§ WHAT YOU NEED TO DO
Using the data below, repeat all of it precisely.

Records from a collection
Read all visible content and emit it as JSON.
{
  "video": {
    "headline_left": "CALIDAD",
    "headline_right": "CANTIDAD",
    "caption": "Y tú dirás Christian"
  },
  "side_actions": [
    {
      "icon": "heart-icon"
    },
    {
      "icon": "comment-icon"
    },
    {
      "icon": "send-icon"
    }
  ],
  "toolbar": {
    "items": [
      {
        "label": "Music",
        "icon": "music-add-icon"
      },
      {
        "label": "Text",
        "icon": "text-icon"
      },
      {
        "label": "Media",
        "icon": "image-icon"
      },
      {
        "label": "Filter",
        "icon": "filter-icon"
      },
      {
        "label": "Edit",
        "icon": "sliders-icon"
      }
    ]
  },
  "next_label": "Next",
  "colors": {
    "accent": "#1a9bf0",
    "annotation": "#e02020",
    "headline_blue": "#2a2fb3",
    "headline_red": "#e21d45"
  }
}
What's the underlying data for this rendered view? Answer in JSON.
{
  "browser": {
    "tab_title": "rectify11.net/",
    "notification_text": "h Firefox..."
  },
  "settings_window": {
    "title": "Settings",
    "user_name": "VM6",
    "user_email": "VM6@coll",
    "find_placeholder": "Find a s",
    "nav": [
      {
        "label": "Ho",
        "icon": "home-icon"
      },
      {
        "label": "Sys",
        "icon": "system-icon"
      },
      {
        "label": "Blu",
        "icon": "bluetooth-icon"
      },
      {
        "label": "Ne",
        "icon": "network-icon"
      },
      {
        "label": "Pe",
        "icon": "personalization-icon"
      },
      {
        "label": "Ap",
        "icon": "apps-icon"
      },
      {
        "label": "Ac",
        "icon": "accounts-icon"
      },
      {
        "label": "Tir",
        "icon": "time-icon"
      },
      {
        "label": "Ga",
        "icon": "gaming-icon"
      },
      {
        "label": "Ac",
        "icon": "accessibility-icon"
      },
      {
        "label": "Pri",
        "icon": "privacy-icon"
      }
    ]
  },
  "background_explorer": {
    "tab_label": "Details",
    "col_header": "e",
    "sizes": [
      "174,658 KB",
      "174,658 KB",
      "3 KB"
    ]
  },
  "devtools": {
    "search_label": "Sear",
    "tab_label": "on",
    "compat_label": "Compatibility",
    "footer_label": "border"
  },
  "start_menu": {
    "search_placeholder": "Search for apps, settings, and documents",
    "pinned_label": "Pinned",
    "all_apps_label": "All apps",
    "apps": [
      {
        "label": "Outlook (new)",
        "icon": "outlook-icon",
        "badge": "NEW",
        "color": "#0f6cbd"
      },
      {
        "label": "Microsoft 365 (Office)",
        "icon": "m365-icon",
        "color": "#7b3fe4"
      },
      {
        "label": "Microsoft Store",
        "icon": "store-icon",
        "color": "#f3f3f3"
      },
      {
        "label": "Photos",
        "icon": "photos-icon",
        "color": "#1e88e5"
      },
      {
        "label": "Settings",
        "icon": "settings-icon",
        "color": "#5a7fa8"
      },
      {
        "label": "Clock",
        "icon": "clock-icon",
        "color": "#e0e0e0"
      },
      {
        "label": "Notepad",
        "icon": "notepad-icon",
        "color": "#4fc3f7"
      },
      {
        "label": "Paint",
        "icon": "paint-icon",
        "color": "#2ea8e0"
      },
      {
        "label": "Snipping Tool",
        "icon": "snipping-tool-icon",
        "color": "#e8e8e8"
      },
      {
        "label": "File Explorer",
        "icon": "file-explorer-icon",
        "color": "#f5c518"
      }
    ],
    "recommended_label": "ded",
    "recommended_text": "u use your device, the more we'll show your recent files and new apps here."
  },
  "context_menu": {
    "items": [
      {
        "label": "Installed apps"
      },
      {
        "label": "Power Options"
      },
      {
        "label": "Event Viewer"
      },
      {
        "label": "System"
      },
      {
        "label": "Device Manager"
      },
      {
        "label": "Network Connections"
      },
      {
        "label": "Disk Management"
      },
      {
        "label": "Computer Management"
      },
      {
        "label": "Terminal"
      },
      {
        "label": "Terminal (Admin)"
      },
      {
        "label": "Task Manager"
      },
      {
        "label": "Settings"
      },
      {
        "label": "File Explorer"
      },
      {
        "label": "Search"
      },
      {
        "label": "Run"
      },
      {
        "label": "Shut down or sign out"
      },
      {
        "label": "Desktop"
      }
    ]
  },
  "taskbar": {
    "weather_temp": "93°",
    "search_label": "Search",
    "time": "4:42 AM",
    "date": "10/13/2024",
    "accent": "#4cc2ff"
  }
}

§ SOLUTION TO THE PROBLEM
Read all visible content and emit it as JSON.
{
  "video": {
    "headline_left": "CALIDAD",
    "headline_right": "CANTIDAD",
    "caption": "Y tú dirás Christian"
  },
  "side_actions": [
    {
      "icon": "heart-icon"
    },
    {
      "icon": "comment-icon"
    },
    {
      "icon": "send-icon"
    }
  ],
  "toolbar": {
    "items": [
      {
        "label": "Music",
        "icon": "music-add-icon"
      },
      {
        "label": "Text",
        "icon": "text-icon"
      },
      {
        "label": "Media",
        "icon": "image-icon"
      },
      {
        "label": "Filter",
        "icon": "filter-icon"
      },
      {
        "label": "Edit",
        "icon": "sliders-icon"
      }
    ]
  },
  "next_label": "Next",
  "colors": {
    "accent": "#1a9bf0",
    "annotation": "#e02020",
    "headline_blue": "#2a2fb3",
    "headline_red": "#e21d45"
  }
}
What's the underlying data for this rendered view? Answer in JSON.
{
  "browser": {
    "tab_title": "rectify11.net/",
    "notification_text": "h Firefox..."
  },
  "settings_window": {
    "title": "Settings",
    "user_name": "VM6",
    "user_email": "VM6@coll",
    "find_placeholder": "Find a s",
    "nav": [
      {
        "label": "Ho",
        "icon": "home-icon"
      },
      {
        "label": "Sys",
        "icon": "system-icon"
      },
      {
        "label": "Blu",
        "icon": "bluetooth-icon"
      },
      {
        "label": "Ne",
        "icon": "network-icon"
      },
      {
        "label": "Pe",
        "icon": "personalization-icon"
      },
      {
        "label": "Ap",
        "icon": "apps-icon"
      },
      {
        "label": "Ac",
        "icon": "accounts-icon"
      },
      {
        "label": "Tir",
        "icon": "time-icon"
      },
      {
        "label": "Ga",
        "icon": "gaming-icon"
      },
      {
        "label": "Ac",
        "icon": "accessibility-icon"
      },
      {
        "label": "Pri",
        "icon": "privacy-icon"
      }
    ]
  },
  "background_explorer": {
    "tab_label": "Details",
    "col_header": "e",
    "sizes": [
      "174,658 KB",
      "174,658 KB",
      "3 KB"
    ]
  },
  "devtools": {
    "search_label": "Sear",
    "tab_label": "on",
    "compat_label": "Compatibility",
    "footer_label": "border"
  },
  "start_menu": {
    "search_placeholder": "Search for apps, settings, and documents",
    "pinned_label": "Pinned",
    "all_apps_label": "All apps",
    "apps": [
      {
        "label": "Outlook (new)",
        "icon": "outlook-icon",
        "badge": "NEW",
        "color": "#0f6cbd"
      },
      {
        "label": "Microsoft 365 (Office)",
        "icon": "m365-icon",
        "color": "#7b3fe4"
      },
      {
        "label": "Microsoft Store",
        "icon": "store-icon",
        "color": "#f3f3f3"
      },
      {
        "label": "Photos",
        "icon": "photos-icon",
        "color": "#1e88e5"
      },
      {
        "label": "Settings",
        "icon": "settings-icon",
        "color": "#5a7fa8"
      },
      {
        "label": "Clock",
        "icon": "clock-icon",
        "color": "#e0e0e0"
      },
      {
        "label": "Notepad",
        "icon": "notepad-icon",
        "color": "#4fc3f7"
      },
      {
        "label": "Paint",
        "icon": "paint-icon",
        "color": "#2ea8e0"
      },
      {
        "label": "Snipping Tool",
        "icon": "snipping-tool-icon",
        "color": "#e8e8e8"
      },
      {
        "label": "File Explorer",
        "icon": "file-explorer-icon",
        "color": "#f5c518"
      }
    ],
    "recommended_label": "ded",
    "recommended_text": "u use your device, the more we'll show your recent files and new apps here."
  },
  "context_menu": {
    "items": [
      {
        "label": "Installed apps"
      },
      {
        "label": "Power Options"
      },
      {
        "label": "Event Viewer"
      },
      {
        "label": "System"
      },
      {
        "label": "Device Manager"
      },
      {
        "label": "Network Connections"
      },
      {
        "label": "Disk Management"
      },
      {
        "label": "Computer Management"
      },
      {
        "label": "Terminal"
      },
      {
        "label": "Terminal (Admin)"
      },
      {
        "label": "Task Manager"
      },
      {
        "label": "Settings"
      },
      {
        "label": "File Explorer"
      },
      {
        "label": "Search"
      },
      {
        "label": "Run"
      },
      {
        "label": "Shut down or sign out"
      },
      {
        "label": "Desktop"
      }
    ]
  },
  "taskbar": {
    "weather_temp": "93°",
    "search_label": "Search",
    "time": "4:42 AM",
    "date": "10/13/2024",
    "accent": "#4cc2ff"
  }
}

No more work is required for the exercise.